[Web page and app entries]
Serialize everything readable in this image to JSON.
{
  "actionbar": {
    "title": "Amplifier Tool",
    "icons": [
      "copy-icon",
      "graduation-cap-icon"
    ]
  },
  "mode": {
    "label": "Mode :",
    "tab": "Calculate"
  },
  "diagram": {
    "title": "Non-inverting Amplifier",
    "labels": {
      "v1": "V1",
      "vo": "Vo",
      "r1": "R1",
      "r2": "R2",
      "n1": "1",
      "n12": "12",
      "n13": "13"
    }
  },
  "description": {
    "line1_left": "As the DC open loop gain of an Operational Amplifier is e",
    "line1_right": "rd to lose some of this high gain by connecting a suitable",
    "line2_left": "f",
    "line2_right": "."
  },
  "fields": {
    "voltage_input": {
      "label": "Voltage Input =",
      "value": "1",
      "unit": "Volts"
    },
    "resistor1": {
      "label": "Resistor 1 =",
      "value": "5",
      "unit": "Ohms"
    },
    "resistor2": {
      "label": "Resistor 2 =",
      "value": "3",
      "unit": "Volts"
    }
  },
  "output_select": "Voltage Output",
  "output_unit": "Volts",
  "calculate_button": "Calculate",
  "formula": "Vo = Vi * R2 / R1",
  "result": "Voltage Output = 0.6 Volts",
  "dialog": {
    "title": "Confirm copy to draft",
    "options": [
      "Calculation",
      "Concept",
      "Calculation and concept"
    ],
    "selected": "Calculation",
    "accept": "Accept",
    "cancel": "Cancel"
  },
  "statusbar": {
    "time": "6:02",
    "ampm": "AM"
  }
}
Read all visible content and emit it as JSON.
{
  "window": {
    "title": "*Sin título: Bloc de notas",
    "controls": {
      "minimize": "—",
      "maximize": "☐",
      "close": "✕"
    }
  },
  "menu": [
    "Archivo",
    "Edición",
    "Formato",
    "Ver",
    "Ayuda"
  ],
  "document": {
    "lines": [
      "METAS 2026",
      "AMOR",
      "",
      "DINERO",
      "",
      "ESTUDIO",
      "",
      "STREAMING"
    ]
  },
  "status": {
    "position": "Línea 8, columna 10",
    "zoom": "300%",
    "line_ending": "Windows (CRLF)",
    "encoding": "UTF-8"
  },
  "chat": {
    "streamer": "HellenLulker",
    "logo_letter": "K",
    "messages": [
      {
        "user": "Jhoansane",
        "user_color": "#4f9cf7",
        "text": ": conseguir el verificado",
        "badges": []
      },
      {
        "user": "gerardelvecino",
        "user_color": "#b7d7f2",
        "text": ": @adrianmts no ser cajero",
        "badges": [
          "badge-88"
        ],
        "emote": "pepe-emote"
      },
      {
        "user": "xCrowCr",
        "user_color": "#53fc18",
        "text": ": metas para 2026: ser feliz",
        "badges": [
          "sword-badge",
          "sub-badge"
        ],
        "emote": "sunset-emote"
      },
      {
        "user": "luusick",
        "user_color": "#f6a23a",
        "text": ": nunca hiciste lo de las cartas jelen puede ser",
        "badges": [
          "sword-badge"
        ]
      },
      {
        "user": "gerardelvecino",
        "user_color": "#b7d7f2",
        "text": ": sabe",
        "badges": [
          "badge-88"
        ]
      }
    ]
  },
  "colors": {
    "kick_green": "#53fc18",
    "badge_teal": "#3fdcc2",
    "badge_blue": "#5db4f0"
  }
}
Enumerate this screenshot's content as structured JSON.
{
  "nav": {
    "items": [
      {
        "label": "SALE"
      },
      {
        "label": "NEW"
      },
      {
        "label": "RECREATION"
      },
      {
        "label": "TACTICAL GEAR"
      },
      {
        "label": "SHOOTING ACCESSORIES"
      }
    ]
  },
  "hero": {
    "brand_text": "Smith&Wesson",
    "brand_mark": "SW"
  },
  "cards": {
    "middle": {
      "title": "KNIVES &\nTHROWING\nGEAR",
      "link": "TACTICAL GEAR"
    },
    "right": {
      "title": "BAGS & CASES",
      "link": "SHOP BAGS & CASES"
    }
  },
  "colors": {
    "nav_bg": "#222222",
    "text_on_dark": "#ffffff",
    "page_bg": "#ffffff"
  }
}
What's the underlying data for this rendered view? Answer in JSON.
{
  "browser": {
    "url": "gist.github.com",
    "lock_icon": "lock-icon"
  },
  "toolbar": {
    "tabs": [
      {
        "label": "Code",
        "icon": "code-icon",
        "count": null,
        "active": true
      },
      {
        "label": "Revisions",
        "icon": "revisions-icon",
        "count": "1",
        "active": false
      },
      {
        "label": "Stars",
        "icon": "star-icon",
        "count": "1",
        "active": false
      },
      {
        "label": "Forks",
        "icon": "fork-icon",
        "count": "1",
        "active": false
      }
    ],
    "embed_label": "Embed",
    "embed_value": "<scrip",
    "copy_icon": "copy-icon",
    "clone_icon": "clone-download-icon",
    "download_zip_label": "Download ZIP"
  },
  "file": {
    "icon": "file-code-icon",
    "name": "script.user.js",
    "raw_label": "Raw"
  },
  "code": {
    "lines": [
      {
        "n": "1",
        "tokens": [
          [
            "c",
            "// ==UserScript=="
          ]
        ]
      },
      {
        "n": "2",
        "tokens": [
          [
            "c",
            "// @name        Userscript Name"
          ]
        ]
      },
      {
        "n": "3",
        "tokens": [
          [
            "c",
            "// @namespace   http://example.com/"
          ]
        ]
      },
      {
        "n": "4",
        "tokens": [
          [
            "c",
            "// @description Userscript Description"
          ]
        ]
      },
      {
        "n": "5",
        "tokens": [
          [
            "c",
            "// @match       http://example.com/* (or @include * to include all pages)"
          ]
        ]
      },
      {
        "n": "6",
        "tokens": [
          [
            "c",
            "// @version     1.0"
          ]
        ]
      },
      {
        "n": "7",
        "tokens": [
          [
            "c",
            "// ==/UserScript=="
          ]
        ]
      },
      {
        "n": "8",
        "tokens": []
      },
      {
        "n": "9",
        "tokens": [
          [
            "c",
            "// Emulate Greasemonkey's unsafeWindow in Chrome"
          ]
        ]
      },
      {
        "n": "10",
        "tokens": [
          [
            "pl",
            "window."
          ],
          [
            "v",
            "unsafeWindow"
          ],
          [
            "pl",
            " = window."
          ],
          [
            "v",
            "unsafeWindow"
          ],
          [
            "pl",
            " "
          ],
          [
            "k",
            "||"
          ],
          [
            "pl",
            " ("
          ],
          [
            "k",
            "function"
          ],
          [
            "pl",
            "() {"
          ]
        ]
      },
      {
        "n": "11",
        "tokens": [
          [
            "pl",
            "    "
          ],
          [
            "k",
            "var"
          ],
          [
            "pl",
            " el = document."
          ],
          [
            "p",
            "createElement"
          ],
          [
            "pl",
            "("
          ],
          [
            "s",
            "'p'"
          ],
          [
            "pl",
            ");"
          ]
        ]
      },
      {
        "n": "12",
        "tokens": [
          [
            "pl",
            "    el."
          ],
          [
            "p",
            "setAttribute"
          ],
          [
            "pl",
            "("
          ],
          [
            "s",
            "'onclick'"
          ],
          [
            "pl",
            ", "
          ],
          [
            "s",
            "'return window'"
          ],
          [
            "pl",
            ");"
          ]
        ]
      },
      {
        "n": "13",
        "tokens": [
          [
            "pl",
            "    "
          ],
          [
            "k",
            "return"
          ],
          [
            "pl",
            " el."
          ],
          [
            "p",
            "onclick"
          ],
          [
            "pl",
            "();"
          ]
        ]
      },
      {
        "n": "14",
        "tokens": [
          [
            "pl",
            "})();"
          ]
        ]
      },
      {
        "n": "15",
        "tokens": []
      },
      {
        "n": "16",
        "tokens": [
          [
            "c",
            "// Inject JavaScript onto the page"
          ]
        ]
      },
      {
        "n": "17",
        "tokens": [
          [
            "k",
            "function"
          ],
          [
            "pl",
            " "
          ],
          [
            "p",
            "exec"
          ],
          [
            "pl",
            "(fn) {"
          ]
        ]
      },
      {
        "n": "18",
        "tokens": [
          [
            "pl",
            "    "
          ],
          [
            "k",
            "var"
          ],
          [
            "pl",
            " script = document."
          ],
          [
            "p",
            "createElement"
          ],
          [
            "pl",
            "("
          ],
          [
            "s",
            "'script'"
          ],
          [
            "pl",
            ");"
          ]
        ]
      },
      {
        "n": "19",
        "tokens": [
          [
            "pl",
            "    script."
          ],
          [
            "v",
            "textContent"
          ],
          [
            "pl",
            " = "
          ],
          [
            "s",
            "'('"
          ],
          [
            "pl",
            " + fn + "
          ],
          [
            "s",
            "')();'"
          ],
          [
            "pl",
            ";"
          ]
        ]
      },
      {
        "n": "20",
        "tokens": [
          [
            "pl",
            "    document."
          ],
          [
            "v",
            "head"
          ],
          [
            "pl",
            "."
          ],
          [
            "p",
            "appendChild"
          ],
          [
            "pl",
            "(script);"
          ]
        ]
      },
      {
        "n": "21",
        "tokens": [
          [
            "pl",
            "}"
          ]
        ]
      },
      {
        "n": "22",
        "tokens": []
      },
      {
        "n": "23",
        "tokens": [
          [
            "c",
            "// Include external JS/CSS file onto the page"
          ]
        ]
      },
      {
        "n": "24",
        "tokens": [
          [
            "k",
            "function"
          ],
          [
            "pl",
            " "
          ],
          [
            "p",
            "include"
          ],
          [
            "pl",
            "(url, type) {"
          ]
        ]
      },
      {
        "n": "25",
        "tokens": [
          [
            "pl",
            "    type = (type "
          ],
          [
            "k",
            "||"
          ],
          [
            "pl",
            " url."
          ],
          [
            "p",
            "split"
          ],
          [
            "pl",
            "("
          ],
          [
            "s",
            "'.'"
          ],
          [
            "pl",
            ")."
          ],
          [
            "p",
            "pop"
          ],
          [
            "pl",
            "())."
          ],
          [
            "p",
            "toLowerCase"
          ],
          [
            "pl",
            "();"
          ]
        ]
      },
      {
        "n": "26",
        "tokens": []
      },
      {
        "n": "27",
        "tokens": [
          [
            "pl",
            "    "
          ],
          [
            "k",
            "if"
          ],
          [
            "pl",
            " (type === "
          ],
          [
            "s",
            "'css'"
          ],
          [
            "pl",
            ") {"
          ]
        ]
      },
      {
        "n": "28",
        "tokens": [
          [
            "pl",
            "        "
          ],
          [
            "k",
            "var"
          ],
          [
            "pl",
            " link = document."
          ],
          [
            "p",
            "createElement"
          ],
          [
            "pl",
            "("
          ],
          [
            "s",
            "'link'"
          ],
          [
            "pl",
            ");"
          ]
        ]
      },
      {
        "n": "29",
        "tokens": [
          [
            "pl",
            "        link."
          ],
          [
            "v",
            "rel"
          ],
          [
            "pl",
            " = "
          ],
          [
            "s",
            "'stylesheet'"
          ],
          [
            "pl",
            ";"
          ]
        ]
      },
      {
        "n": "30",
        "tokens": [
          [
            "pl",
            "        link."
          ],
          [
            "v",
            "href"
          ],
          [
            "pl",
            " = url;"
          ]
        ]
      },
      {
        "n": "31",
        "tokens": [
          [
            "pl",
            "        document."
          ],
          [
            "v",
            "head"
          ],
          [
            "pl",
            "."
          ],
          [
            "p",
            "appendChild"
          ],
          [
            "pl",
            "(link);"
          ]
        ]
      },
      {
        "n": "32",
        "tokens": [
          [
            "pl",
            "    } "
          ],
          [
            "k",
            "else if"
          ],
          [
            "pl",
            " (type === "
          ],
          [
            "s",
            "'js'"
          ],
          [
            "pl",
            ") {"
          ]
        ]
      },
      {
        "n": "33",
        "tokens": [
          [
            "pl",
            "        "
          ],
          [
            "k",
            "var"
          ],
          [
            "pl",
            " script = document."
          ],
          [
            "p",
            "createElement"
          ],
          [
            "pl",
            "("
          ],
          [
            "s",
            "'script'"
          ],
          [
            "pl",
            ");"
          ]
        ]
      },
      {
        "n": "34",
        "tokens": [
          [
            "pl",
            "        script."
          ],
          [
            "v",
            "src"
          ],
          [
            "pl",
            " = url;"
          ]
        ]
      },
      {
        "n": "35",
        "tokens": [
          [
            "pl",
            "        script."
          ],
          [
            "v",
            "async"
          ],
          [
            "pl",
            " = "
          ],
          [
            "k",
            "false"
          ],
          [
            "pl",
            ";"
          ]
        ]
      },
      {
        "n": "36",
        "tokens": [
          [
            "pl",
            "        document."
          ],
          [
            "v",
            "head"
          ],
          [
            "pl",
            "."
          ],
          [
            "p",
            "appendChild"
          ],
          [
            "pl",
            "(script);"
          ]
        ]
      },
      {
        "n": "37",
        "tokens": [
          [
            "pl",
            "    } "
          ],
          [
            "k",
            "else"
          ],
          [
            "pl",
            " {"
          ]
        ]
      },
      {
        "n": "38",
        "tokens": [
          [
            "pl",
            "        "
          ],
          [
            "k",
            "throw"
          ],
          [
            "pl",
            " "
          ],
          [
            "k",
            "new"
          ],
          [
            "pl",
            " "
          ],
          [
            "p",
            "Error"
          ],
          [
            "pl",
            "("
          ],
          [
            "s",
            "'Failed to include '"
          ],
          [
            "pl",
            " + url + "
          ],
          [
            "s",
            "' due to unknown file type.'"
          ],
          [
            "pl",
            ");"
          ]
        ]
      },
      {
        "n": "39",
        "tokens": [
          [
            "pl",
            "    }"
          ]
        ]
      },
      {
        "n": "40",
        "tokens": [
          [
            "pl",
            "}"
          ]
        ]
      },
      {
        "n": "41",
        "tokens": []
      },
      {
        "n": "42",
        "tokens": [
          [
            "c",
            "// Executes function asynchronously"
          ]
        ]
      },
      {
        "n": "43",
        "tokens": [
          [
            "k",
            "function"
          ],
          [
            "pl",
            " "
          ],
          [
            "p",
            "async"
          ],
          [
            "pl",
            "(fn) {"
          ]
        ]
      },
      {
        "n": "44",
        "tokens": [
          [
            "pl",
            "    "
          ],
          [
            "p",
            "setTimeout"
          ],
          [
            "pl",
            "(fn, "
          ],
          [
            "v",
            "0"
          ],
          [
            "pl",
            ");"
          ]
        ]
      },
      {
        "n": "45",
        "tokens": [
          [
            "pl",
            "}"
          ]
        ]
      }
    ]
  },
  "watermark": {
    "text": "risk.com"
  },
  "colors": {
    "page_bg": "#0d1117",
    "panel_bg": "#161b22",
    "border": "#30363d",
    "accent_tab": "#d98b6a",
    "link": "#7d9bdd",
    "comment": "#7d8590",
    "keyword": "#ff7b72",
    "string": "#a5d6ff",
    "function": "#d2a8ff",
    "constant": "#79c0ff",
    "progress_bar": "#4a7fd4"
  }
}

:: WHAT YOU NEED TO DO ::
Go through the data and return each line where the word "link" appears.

:: TASK RESULT ::
      "link": "TACTICAL GEAR"
      "link": "SHOP BAGS & CASES"
            " link = document."
            "'link'"
            "        link."
            "        link."
            "(link);"
    "link": "#7d9bdd",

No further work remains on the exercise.